Website and app data records:
[Start of Attachment]

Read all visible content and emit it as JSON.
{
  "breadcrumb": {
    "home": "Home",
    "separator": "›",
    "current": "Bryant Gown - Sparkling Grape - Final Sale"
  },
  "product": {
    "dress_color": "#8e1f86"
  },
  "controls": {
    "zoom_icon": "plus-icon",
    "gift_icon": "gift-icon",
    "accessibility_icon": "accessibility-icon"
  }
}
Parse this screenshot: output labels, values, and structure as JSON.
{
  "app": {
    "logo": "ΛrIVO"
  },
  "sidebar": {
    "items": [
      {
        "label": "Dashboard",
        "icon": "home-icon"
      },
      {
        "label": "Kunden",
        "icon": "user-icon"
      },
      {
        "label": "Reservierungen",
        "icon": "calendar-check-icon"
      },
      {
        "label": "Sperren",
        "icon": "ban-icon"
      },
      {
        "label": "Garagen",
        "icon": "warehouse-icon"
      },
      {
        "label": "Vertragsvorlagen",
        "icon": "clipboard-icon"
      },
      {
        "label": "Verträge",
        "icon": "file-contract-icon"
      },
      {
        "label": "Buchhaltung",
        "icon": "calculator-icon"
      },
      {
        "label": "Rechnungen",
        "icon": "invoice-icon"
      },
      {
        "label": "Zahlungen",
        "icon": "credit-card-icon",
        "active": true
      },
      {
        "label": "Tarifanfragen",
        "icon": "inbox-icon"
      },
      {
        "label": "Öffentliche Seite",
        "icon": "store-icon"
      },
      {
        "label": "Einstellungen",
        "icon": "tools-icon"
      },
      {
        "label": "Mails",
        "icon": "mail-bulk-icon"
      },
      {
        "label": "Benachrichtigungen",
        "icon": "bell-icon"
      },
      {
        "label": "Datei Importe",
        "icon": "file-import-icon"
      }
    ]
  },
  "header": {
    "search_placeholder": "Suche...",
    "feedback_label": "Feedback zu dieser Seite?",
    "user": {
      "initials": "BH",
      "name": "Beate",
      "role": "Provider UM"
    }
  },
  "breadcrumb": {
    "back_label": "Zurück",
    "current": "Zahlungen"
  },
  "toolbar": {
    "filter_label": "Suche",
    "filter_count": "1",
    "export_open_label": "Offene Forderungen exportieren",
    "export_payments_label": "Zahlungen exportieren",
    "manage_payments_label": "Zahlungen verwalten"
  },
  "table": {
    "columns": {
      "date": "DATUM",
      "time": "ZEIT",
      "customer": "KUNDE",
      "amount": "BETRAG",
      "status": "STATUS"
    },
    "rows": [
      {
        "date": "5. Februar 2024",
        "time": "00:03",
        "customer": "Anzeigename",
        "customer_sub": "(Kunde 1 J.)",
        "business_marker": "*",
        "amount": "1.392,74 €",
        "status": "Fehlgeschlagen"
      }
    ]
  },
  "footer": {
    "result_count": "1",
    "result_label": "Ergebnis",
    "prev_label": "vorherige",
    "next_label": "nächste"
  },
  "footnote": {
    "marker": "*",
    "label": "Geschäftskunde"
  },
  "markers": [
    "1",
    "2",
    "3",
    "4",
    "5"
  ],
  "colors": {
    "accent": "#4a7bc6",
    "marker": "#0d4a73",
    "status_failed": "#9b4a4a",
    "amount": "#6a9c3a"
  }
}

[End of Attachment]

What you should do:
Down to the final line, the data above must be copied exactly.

Solution for this problem:
Read all visible content and emit it as JSON.
{
  "breadcrumb": {
    "home": "Home",
    "separator": "›",
    "current": "Bryant Gown - Sparkling Grape - Final Sale"
  },
  "product": {
    "dress_color": "#8e1f86"
  },
  "controls": {
    "zoom_icon": "plus-icon",
    "gift_icon": "gift-icon",
    "accessibility_icon": "accessibility-icon"
  }
}
Parse this screenshot: output labels, values, and structure as JSON.
{
  "app": {
    "logo": "ΛrIVO"
  },
  "sidebar": {
    "items": [
      {
        "label": "Dashboard",
        "icon": "home-icon"
      },
      {
        "label": "Kunden",
        "icon": "user-icon"
      },
      {
        "label": "Reservierungen",
        "icon": "calendar-check-icon"
      },
      {
        "label": "Sperren",
        "icon": "ban-icon"
      },
      {
        "label": "Garagen",
        "icon": "warehouse-icon"
      },
      {
        "label": "Vertragsvorlagen",
        "icon": "clipboard-icon"
      },
      {
        "label": "Verträge",
        "icon": "file-contract-icon"
      },
      {
        "label": "Buchhaltung",
        "icon": "calculator-icon"
      },
      {
        "label": "Rechnungen",
        "icon": "invoice-icon"
      },
      {
        "label": "Zahlungen",
        "icon": "credit-card-icon",
        "active": true
      },
      {
        "label": "Tarifanfragen",
        "icon": "inbox-icon"
      },
      {
        "label": "Öffentliche Seite",
        "icon": "store-icon"
      },
      {
        "label": "Einstellungen",
        "icon": "tools-icon"
      },
      {
        "label": "Mails",
        "icon": "mail-bulk-icon"
      },
      {
        "label": "Benachrichtigungen",
        "icon": "bell-icon"
      },
      {
        "label": "Datei Importe",
        "icon": "file-import-icon"
      }
    ]
  },
  "header": {
    "search_placeholder": "Suche...",
    "feedback_label": "Feedback zu dieser Seite?",
    "user": {
      "initials": "BH",
      "name": "Beate",
      "role": "Provider UM"
    }
  },
  "breadcrumb": {
    "back_label": "Zurück",
    "current": "Zahlungen"
  },
  "toolbar": {
    "filter_label": "Suche",
    "filter_count": "1",
    "export_open_label": "Offene Forderungen exportieren",
    "export_payments_label": "Zahlungen exportieren",
    "manage_payments_label": "Zahlungen verwalten"
  },
  "table": {
    "columns": {
      "date": "DATUM",
      "time": "ZEIT",
      "customer": "KUNDE",
      "amount": "BETRAG",
      "status": "STATUS"
    },
    "rows": [
      {
        "date": "5. Februar 2024",
        "time": "00:03",
        "customer": "Anzeigename",
        "customer_sub": "(Kunde 1 J.)",
        "business_marker": "*",
        "amount": "1.392,74 €",
        "status": "Fehlgeschlagen"
      }
    ]
  },
  "footer": {
    "result_count": "1",
    "result_label": "Ergebnis",
    "prev_label": "vorherige",
    "next_label": "nächste"
  },
  "footnote": {
    "marker": "*",
    "label": "Geschäftskunde"
  },
  "markers": [
    "1",
    "2",
    "3",
    "4",
    "5"
  ],
  "colors": {
    "accent": "#4a7bc6",
    "marker": "#0d4a73",
    "status_failed": "#9b4a4a",
    "amount": "#6a9c3a"
  }
}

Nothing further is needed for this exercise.